Thoughts: I feel like I’ve spent a lot of time over the past several blogging years defending Tom Cruise. There’s a faction of audience members that can’t get past Cruise’s religious beliefs, wacky couch jumping tendencies, and somewhat self-aggrandizing attitude. Still…here’s the thing…the man knows how to make a movie. In fact, I’d say that Cruise has energetically come out of a mid-career slump of outings that were too serious and “important” and settled nicely into delivering popcorn chomping ready events that highlight his strengths. A lot of that renaissance was firmly cemented with 2011’s Mission: Impossible – Ghost Protocol — maybe the franchise’s most enjoyable outing yet. I’ve got a good feeling about 2015’s upcoming fifth installment of Cruise’s spy series…and apparently so does Paramount Pictures. The studio moved it up from a prime Christmas Day release to an end of the summer bow that could be perfect time for box office gold.
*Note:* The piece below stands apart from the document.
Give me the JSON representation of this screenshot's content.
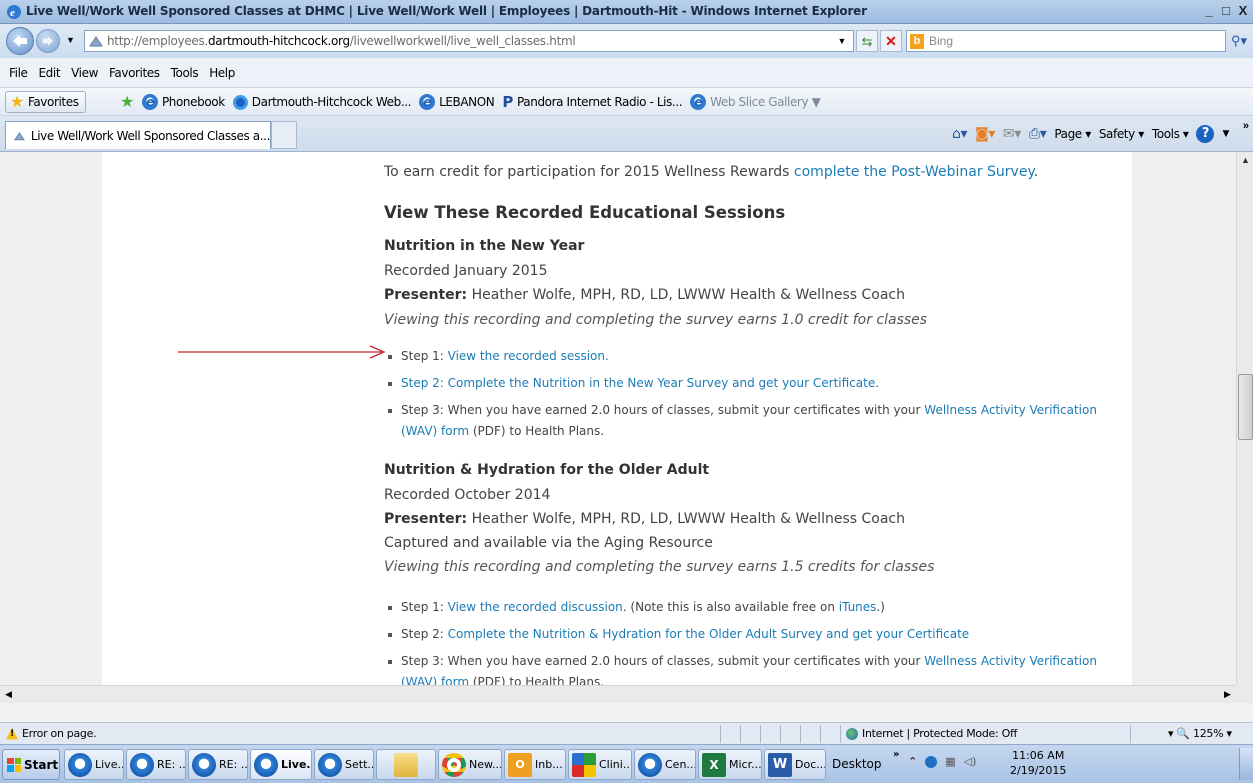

Reteaming Cruise (Oblivion, Edge of Tomorrow) with his Jack Reacher director Christopher McQuarrie (Jack the Giant Slayer) and with familiar faces (Simon Pegg, Jeremy Renner, Ving Rhames) returning and a new beauty (Rebecca Ferguson, Hercules) on board this is one mission I’m more than happy to accept.